The survey data showed that in Trump-voting regions, since the election, the rate of bullying and harassment incidents had spiked nearly twenty percent, while such incidents in those regions that had voted for Hillary Clinton actually decreased. This was a marked difference from the 2015 (pre-election) data which had shown virtually no disparity in bullying by region.
Basically, the data show that kids growing up in areas that voted for Trump are turning into bullies. Conversely, more and more kids in those regions are being bullied. And it isn’t some statistical fluke either—even among the Trump-voting regions, there was variance as those areas with the strongest level of support for Trump showed the highest rates of bullying.
The Trump areas saw particular increases in teasing about race and, to a lesser degree, sexual orientation. The greater the margin of Trump support in the community, “the higher the prevalence rates” of bullying, Huang told me, even after adjusting for factors like socioeconomic status and parental education.
The study is meticulously detailed, modeled, and adjusted for numerous variables, which accounts for its peer-reviewed status. Its authors don’t claim to have established a direct causal link, but the correlation is remarkable, and you don’t have to be a sociologist to figure out the reason. These kids, like all kids, are emulating what they are taught by parents and adults in their lives. That can be what passes for conversation around the dinner table, or what their parents choose to watch on television. They carry those impressions and values right back into the schools, and then they act on them. In areas where mom and dad are glued to the hate speech of Donald Trump, Tucker Carlson, and Fox News, racism and gender bias are becoming commonly understood, acceptable behaviors. In many cases, those “values “ are being internalized as these kids’ belief systems for life.

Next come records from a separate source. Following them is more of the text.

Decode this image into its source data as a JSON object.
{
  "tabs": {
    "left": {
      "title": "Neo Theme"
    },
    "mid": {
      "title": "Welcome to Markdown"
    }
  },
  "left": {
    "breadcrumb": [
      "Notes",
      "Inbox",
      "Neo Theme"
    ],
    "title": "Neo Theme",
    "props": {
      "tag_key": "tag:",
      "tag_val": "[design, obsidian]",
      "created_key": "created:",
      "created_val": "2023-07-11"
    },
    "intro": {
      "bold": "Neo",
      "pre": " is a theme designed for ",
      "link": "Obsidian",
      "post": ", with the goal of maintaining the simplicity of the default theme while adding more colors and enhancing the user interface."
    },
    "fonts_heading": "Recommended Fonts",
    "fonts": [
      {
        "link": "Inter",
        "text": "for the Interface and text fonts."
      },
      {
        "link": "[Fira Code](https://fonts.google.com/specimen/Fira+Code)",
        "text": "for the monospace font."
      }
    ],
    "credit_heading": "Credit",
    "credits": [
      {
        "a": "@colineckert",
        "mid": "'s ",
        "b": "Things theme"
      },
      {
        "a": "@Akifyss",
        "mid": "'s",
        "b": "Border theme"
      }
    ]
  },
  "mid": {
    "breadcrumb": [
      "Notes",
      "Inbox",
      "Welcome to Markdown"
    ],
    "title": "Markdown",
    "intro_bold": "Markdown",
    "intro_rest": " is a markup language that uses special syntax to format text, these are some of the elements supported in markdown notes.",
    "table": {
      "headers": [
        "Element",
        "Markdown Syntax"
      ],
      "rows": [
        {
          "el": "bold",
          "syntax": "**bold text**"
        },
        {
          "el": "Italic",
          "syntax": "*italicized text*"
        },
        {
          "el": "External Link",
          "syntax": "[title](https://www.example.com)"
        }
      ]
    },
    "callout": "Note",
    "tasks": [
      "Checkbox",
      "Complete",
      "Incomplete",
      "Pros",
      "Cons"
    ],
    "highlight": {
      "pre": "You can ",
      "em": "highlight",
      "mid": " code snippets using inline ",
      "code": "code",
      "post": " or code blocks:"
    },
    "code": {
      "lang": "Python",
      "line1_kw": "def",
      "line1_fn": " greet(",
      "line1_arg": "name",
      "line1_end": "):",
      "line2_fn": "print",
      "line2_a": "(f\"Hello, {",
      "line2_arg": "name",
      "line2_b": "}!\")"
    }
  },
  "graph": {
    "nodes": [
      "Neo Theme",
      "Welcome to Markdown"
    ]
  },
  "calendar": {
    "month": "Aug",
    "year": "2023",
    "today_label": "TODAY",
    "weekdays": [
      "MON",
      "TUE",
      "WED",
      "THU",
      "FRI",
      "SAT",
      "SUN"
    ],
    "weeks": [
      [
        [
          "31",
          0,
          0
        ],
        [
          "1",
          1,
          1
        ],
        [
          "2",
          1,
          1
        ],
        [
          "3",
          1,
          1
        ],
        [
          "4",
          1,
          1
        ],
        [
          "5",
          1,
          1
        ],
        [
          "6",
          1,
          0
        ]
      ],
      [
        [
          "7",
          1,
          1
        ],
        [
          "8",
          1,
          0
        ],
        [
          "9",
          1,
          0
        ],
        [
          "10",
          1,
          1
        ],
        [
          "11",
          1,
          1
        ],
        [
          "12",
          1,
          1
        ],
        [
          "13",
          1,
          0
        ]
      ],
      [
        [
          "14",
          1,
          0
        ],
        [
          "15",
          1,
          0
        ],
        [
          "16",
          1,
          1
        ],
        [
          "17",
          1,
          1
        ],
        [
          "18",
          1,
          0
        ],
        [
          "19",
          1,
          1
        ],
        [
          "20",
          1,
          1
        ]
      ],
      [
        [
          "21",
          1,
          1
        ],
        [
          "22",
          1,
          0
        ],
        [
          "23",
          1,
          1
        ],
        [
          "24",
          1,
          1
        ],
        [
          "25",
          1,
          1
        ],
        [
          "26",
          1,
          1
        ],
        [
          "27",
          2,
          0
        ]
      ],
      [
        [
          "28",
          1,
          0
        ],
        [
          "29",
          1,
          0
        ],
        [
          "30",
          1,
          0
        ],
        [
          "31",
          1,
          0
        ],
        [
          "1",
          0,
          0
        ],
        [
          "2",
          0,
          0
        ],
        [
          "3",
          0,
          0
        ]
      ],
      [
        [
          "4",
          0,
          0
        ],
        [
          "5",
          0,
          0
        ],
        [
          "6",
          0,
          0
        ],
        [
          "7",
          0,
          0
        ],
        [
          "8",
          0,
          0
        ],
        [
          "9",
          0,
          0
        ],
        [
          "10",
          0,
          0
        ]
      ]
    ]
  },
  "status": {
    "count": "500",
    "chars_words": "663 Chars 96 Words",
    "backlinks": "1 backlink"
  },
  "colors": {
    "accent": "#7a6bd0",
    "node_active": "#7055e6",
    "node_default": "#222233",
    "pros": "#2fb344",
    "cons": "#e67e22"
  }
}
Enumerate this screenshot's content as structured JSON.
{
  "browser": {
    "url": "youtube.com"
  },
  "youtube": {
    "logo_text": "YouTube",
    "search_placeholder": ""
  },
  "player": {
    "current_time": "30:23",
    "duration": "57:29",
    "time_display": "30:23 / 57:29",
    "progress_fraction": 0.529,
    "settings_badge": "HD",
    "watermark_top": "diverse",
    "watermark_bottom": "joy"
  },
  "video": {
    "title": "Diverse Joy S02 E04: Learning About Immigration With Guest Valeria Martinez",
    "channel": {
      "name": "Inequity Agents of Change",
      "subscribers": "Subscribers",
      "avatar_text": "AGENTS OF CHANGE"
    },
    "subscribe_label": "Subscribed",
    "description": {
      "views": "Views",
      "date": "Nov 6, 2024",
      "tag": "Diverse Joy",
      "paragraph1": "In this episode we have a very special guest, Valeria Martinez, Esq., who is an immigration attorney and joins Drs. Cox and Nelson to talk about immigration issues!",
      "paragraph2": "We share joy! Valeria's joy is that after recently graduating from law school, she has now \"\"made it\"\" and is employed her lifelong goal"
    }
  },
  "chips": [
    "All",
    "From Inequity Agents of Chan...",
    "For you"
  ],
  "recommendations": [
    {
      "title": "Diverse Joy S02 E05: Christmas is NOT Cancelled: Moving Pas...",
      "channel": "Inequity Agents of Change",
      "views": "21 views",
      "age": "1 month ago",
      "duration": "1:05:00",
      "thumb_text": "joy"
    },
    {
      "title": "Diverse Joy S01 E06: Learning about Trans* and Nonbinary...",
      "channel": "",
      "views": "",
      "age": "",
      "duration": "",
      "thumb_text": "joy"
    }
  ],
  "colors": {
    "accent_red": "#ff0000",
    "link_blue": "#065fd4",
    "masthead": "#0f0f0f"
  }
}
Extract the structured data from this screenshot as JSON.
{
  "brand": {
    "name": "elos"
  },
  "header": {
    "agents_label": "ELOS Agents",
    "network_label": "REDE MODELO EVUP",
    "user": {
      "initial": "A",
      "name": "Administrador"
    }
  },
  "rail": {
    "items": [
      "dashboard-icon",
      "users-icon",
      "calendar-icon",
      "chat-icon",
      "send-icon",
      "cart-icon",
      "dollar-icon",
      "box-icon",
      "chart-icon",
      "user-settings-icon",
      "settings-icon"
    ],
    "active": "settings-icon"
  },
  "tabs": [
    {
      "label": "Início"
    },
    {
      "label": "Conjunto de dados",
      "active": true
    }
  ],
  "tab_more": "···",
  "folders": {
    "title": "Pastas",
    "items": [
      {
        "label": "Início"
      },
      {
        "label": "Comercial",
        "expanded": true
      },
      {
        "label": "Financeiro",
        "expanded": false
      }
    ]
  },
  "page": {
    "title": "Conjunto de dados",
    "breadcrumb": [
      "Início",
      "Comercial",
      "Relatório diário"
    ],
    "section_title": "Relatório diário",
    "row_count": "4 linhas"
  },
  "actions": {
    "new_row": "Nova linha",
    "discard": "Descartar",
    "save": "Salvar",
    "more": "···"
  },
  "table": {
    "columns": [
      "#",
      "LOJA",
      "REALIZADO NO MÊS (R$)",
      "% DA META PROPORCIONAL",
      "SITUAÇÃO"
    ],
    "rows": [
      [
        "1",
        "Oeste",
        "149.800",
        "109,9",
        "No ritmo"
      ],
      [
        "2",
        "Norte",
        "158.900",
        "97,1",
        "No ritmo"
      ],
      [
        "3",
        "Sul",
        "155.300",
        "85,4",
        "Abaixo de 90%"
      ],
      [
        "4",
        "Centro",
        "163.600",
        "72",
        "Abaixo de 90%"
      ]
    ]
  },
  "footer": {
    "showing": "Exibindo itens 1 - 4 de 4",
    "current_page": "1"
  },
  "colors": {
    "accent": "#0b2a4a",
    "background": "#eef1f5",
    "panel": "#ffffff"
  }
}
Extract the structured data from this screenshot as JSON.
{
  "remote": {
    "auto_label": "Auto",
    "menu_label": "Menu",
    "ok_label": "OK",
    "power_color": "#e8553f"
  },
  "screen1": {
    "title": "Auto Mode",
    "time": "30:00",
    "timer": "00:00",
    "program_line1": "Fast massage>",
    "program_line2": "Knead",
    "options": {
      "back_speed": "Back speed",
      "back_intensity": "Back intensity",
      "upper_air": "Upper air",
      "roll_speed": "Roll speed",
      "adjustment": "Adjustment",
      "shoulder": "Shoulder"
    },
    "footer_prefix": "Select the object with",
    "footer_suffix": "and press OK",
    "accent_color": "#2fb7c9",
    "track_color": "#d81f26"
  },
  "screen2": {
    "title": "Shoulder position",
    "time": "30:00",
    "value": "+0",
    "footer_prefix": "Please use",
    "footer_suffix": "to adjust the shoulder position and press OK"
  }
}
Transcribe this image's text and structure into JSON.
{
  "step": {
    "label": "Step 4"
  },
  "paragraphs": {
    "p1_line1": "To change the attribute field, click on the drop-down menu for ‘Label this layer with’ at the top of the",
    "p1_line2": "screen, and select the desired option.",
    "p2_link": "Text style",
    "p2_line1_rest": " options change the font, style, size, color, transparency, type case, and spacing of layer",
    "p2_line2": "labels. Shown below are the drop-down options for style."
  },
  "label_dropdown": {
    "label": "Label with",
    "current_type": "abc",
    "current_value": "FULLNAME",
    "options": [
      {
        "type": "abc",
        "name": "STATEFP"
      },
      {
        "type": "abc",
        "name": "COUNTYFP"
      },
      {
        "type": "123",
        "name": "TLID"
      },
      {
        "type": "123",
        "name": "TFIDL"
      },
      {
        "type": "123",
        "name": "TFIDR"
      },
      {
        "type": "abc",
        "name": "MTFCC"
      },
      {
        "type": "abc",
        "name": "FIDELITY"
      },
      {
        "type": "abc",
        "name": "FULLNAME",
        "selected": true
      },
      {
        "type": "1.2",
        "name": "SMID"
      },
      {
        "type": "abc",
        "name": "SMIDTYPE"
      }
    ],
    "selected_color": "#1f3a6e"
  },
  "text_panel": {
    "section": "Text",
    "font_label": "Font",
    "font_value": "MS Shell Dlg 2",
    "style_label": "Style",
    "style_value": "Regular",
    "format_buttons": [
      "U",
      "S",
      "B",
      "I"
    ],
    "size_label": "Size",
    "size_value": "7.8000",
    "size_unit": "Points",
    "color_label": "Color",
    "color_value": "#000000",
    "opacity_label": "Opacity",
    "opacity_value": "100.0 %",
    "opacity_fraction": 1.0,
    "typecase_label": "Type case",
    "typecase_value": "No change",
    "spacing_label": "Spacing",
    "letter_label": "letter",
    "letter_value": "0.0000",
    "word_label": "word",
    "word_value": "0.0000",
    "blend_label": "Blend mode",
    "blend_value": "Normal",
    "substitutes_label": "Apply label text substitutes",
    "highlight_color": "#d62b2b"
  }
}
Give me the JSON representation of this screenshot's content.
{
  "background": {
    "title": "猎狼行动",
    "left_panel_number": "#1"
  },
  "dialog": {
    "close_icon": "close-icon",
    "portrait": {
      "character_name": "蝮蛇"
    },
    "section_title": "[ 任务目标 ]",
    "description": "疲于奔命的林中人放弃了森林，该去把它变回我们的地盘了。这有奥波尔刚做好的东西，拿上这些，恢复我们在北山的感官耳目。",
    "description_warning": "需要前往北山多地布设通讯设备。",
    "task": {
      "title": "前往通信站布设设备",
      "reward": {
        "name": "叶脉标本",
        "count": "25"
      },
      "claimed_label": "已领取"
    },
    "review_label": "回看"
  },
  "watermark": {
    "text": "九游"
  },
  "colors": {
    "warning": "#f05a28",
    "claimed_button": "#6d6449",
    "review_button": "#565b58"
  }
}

Goldberg points out that middle school, in particular, is really just a microcosm of unchecked and unfiltered parental and community attitudes projected–and then modeled by– their kids. She quotes Dewey Cornell, one of the study’s authors: “If there’s any place where a cultural change that encourages disrespect for other people is going to be manifest,” he said, it would be among middle schoolers. “They’re kind of a mirror of what we’re seeing in our communities.” And because Republican moms and dads have made a very conscious choice in supporting someone like Trump who displays these bullying and racist traits, their kids will see those traits as acceptable—even desirable.
Kids get this, though it shows up in different ways. Some of our children are growing up knowing that the president of the United States is also one of the country’s very worst people, which surely affects their conception of government. Some are growing up scared of him. I’ve tried to explain to my own young kids that even though the administration has taken other children from their parents, they are safe and protected. More vulnerable families have to have far more difficult conversations. But some kids, it seems, could be growing up with permission and even encouragement to act like the president.
The poison of this administration will be with us long after Donald Trump is laid into the ground. It will linger on in the attitudes and behavior of all those adult Americans whose value systems were corrupted by him and his presence at such an early age, and in the memories of those who were victimized as a result.